__Assignment__. Exact copies of all the entries are required.

__Excerpted data__.
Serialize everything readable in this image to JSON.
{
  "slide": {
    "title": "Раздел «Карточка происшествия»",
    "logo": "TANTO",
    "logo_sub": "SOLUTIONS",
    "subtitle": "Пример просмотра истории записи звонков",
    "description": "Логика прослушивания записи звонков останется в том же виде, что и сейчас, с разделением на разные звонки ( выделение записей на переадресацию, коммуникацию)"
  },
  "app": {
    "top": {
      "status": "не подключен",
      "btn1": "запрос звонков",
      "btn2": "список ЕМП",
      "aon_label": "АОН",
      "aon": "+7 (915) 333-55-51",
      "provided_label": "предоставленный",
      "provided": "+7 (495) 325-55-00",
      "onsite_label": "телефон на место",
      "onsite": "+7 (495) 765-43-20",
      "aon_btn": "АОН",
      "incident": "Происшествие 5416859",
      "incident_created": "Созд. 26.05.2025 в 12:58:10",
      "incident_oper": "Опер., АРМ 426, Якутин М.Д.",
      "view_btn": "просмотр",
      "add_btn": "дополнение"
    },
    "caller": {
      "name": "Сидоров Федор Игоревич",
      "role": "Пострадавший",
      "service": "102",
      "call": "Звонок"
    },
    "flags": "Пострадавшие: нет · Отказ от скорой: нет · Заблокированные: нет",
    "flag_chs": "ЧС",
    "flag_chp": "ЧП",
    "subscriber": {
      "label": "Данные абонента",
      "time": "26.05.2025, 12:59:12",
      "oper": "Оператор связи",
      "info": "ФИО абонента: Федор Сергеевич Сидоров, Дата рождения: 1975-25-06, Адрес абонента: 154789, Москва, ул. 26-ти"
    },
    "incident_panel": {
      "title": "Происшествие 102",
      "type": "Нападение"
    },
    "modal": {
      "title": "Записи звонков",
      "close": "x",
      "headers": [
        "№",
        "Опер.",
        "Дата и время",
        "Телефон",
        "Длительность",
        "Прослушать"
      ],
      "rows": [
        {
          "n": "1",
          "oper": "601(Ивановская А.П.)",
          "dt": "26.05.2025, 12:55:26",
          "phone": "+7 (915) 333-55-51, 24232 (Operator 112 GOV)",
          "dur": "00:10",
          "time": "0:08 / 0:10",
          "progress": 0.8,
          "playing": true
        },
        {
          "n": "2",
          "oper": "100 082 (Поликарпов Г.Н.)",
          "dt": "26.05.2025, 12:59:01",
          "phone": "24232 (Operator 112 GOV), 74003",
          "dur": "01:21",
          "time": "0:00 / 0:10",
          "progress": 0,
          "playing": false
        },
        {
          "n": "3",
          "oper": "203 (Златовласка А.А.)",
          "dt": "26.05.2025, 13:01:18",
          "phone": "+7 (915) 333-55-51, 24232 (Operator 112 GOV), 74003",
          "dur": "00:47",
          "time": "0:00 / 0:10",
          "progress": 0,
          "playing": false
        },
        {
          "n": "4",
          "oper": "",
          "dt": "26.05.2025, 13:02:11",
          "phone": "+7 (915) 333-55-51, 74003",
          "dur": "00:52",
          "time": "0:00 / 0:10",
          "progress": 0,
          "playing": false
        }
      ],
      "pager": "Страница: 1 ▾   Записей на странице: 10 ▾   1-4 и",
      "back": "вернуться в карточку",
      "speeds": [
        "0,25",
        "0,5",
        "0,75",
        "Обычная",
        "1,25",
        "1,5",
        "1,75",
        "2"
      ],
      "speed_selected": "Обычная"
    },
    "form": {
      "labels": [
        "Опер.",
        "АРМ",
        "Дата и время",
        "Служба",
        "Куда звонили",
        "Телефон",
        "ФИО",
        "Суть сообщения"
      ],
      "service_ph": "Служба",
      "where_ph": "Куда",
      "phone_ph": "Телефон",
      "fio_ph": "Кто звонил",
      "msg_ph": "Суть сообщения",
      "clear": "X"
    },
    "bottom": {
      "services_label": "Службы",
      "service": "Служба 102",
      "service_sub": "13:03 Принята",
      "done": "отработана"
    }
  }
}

__Reply to the task__.
Serialize everything readable in this image to JSON.
{
  "slide": {
    "title": "Раздел «Карточка происшествия»",
    "logo": "TANTO",
    "logo_sub": "SOLUTIONS",
    "subtitle": "Пример просмотра истории записи звонков",
    "description": "Логика прослушивания записи звонков останется в том же виде, что и сейчас, с разделением на разные звонки ( выделение записей на переадресацию, коммуникацию)"
  },
  "app": {
    "top": {
      "status": "не подключен",
      "btn1": "запрос звонков",
      "btn2": "список ЕМП",
      "aon_label": "АОН",
      "aon": "+7 (915) 333-55-51",
      "provided_label": "предоставленный",
      "provided": "+7 (495) 325-55-00",
      "onsite_label": "телефон на место",
      "onsite": "+7 (495) 765-43-20",
      "aon_btn": "АОН",
      "incident": "Происшествие 5416859",
      "incident_created": "Созд. 26.05.2025 в 12:58:10",
      "incident_oper": "Опер., АРМ 426, Якутин М.Д.",
      "view_btn": "просмотр",
      "add_btn": "дополнение"
    },
    "caller": {
      "name": "Сидоров Федор Игоревич",
      "role": "Пострадавший",
      "service": "102",
      "call": "Звонок"
    },
    "flags": "Пострадавшие: нет · Отказ от скорой: нет · Заблокированные: нет",
    "flag_chs": "ЧС",
    "flag_chp": "ЧП",
    "subscriber": {
      "label": "Данные абонента",
      "time": "26.05.2025, 12:59:12",
      "oper": "Оператор связи",
      "info": "ФИО абонента: Федор Сергеевич Сидоров, Дата рождения: 1975-25-06, Адрес абонента: 154789, Москва, ул. 26-ти"
    },
    "incident_panel": {
      "title": "Происшествие 102",
      "type": "Нападение"
    },
    "modal": {
      "title": "Записи звонков",
      "close": "x",
      "headers": [
        "№",
        "Опер.",
        "Дата и время",
        "Телефон",
        "Длительность",
        "Прослушать"
      ],
      "rows": [
        {
          "n": "1",
          "oper": "601(Ивановская А.П.)",
          "dt": "26.05.2025, 12:55:26",
          "phone": "+7 (915) 333-55-51, 24232 (Operator 112 GOV)",
          "dur": "00:10",
          "time": "0:08 / 0:10",
          "progress": 0.8,
          "playing": true
        },
        {
          "n": "2",
          "oper": "100 082 (Поликарпов Г.Н.)",
          "dt": "26.05.2025, 12:59:01",
          "phone": "24232 (Operator 112 GOV), 74003",
          "dur": "01:21",
          "time": "0:00 / 0:10",
          "progress": 0,
          "playing": false
        },
        {
          "n": "3",
          "oper": "203 (Златовласка А.А.)",
          "dt": "26.05.2025, 13:01:18",
          "phone": "+7 (915) 333-55-51, 24232 (Operator 112 GOV), 74003",
          "dur": "00:47",
          "time": "0:00 / 0:10",
          "progress": 0,
          "playing": false
        },
        {
          "n": "4",
          "oper": "",
          "dt": "26.05.2025, 13:02:11",
          "phone": "+7 (915) 333-55-51, 74003",
          "dur": "00:52",
          "time": "0:00 / 0:10",
          "progress": 0,
          "playing": false
        }
      ],
      "pager": "Страница: 1 ▾   Записей на странице: 10 ▾   1-4 и",
      "back": "вернуться в карточку",
      "speeds": [
        "0,25",
        "0,5",
        "0,75",
        "Обычная",
        "1,25",
        "1,5",
        "1,75",
        "2"
      ],
      "speed_selected": "Обычная"
    },
    "form": {
      "labels": [
        "Опер.",
        "АРМ",
        "Дата и время",
        "Служба",
        "Куда звонили",
        "Телефон",
        "ФИО",
        "Суть сообщения"
      ],
      "service_ph": "Служба",
      "where_ph": "Куда",
      "phone_ph": "Телефон",
      "fio_ph": "Кто звонил",
      "msg_ph": "Суть сообщения",
      "clear": "X"
    },
    "bottom": {
      "services_label": "Службы",
      "service": "Служба 102",
      "service_sub": "13:03 Принята",
      "done": "отработана"
    }
  }
}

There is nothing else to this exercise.